A peer support worker responded to my query about what nurses could do to improve care with people who were acutely mentally unwell and exhibiting disturbed behaviour. ‘Use restraint with restraint’ was his response, a sage response to a complex, disturbing, distressing practice for all concerned but containment that is necessary as a last resort in care, to maintain safety for nurses, consumers, visitors, and health professionals alike. We know that the international literature tells us that seclusion and restraint are not therapeutic in any way, and there are many reports of adverse outcomes (World Health Organization (WHO) 2017). It is also known that all forms of restraint are associated with physical and psychological deleterious effects on consumers leaving them traumatized, worthless, punished, trapped, and bored (Van der Merwe et al. 2013). The mission to reduce all forms of restraint is, however, complicated, particularly given the incidence of aggression and violence in the workplace.
|Number of pages||3|
|Journal||International Journal of Mental Health Nursing|

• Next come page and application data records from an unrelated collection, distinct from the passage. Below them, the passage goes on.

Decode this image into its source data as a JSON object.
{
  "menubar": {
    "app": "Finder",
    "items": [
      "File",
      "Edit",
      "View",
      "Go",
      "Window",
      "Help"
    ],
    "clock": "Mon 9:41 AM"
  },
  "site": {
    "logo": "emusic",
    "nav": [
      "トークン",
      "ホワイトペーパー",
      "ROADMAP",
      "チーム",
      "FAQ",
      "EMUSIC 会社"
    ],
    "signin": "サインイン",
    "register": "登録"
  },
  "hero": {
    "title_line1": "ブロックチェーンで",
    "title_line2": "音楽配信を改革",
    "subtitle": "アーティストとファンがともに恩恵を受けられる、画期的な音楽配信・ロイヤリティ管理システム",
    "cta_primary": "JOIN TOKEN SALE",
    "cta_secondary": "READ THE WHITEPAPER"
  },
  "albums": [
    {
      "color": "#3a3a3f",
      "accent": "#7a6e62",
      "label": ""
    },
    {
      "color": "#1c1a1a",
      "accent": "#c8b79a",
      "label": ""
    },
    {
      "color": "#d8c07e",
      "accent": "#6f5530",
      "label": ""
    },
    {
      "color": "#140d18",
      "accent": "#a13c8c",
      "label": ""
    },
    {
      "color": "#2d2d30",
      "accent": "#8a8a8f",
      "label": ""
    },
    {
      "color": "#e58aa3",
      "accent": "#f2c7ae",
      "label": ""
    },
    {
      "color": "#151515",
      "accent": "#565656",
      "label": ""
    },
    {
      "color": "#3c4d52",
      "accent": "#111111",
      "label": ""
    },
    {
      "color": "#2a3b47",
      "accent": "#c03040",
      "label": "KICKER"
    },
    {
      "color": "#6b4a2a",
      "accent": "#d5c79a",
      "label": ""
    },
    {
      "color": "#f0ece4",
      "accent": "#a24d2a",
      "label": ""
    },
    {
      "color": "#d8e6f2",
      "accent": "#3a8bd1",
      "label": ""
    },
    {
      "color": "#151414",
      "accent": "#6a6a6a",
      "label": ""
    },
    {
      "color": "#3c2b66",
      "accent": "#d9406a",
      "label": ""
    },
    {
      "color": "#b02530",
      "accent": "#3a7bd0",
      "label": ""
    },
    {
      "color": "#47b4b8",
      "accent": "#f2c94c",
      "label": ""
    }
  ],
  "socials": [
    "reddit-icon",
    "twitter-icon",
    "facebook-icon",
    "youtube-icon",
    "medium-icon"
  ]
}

|Publication status||Published - Jun 2018|
- mental illness
- Patient care, standards
- chemical restraint